  3. Am I able to speak to people close to the position and find out the names and background of the interviewer/panel?
  4. Have I identified examples of achievements (remembering those that demonstrate purpose and passion) in my past positions, to match each criterion/competency of the role requirements?
  5. Have I practised structuring/scripting answers for a behavioural and values-based interview format? (refer to the STAR framework that follows)
  6. Have I prepared questions to ask the interviewer/panel about the organisation, division, team or position? Have I prepared questions about their purpose and mission?

Download the PDF file for more

Inner Purpose


For some people, a profound sense of peace can be achieved through simply living a ‘good and moral’ life, characterised by kindness, joy, generosity, love and being of service to others.

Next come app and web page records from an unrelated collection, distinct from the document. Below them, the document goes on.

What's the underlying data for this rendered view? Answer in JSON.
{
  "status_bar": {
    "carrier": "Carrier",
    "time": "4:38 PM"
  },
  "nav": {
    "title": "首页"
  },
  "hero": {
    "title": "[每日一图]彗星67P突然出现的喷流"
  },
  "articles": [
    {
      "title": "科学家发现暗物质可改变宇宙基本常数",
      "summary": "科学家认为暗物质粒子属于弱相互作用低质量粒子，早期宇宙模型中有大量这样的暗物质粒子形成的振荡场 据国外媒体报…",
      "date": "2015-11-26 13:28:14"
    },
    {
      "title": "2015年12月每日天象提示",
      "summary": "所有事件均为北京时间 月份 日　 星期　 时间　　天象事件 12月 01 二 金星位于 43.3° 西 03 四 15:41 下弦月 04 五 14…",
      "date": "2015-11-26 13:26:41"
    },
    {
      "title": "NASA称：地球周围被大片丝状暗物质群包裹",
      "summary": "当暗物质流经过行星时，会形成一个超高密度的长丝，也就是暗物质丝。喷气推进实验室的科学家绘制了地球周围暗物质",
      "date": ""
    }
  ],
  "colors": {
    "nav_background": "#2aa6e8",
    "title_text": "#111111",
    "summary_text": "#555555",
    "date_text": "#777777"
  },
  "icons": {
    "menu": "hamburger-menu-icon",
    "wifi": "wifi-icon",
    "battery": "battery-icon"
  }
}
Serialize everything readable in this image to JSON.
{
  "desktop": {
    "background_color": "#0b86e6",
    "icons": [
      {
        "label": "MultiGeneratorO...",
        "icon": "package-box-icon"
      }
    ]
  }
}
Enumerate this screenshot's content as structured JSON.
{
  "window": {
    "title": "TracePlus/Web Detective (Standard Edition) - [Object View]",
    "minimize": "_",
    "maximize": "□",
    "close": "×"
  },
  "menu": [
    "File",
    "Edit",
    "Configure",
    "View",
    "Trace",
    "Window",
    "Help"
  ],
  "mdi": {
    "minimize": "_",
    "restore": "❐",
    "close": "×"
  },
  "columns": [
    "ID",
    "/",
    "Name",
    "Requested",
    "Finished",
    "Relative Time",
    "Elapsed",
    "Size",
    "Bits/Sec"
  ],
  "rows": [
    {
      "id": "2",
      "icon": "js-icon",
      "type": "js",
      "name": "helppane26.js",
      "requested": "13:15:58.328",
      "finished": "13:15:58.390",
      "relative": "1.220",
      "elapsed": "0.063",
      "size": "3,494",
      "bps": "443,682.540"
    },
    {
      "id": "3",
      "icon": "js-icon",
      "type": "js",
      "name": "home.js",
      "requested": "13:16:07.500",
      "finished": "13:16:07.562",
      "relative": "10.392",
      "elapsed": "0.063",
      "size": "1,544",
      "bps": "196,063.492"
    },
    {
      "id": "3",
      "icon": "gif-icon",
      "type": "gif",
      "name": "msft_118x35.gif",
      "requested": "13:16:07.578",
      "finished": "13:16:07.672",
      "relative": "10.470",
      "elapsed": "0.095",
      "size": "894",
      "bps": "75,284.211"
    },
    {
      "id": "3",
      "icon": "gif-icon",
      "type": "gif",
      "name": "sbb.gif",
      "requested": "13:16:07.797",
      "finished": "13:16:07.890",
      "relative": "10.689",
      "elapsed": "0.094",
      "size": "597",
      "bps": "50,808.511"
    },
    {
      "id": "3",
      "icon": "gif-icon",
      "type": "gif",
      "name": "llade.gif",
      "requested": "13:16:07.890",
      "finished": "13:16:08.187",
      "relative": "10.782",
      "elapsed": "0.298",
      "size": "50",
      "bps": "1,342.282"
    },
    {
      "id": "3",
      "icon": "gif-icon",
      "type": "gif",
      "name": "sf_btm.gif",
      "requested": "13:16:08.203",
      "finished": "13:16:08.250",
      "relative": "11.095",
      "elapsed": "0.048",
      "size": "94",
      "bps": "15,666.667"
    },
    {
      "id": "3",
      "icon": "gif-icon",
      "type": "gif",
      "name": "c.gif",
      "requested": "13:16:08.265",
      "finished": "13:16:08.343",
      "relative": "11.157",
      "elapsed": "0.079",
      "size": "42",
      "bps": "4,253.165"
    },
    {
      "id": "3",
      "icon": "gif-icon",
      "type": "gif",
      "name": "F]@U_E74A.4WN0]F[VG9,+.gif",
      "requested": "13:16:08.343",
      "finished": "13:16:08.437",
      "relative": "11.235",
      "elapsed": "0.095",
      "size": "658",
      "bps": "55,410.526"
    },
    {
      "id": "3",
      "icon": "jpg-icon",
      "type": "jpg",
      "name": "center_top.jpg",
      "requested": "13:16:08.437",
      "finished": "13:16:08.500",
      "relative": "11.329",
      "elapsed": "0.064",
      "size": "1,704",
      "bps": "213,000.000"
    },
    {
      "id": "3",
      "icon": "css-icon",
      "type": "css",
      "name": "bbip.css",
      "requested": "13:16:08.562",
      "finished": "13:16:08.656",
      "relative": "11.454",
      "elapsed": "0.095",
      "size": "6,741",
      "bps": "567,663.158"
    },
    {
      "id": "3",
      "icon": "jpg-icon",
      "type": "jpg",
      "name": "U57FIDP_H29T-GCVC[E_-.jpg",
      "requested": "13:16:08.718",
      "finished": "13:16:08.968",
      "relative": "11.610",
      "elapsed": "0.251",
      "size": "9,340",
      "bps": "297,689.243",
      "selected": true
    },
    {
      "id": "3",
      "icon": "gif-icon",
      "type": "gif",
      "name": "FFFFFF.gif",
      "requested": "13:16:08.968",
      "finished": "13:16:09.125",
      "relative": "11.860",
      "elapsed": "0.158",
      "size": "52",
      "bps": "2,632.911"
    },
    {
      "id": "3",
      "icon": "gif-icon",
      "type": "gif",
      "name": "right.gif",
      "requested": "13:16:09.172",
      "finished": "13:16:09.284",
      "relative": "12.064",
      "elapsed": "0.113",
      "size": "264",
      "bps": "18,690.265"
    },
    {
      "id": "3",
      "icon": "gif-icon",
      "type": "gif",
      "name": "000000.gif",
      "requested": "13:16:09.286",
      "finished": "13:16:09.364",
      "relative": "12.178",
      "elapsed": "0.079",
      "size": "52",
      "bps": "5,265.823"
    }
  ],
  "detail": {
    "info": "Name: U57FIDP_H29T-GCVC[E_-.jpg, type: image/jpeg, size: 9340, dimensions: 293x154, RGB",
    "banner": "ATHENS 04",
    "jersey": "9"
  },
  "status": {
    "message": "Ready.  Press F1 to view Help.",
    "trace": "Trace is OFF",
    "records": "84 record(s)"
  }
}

Annie Stewart

 In Part 4 of Career to Calling,  Annie Stewart discusses Inner Purpose – the ultimate calling. Here are some additional thoughts.

For two decades I have been fascinated and absorbed by concept and semantics of callings. I recall an academic colleague who encouraged me to keep searching. He said, ‘Annie, this is one of life’s imponderables but keep with it. Bring your knowledge together with a new consciousness, a new awareness, and a new naming.’

Whilst guiding people to name their calling, I noticed a deeply moving shift in energy when I explored the words they chose to describe their calling. When I asked why it is important to them and for what purpose do they have a calling, their responses could evolve to tender, vulnerable and heartfelt descriptions. The essence was typically love, service, legacy, consciousness, faith or family. For instance, Kristina a dynamic entrepreneur had a call to lead. When I probed further and asked these questions her eyes filled with tears as she responded ‘I feel called to be of service and become the best person I am capable of being. Maybe I have two callings!’

I identified two types of calling: an inner and an outer experience. These are distinctly different, yet complementary elements of finding a life purpose. They may be experienced separately or simultaneously, although the outer awakening may occur first, with the resultant awareness allowing an inner motivation to spring forth. The alignment of inner purpose and outer calling brings with it a profound sense of peace and authenticity.

An inner purpose is the ultimate and highest calling. It is the WHY of our existence. It is pure, unaltered, without ego and shaped by love.  It is a call to BE.

For some, this inner calling is a spiritual yearning to awaken and know God, or the power of the universe or a ‘higher power’.  In saying this it may appear that this knowing has to be underpinned by a belief system, but I don’t believe this is so. For some people, a profound sense of peace can be achieved through simply living a ‘good and moral’ life, characterised by kindness, joy, generosity, love and being of service to others.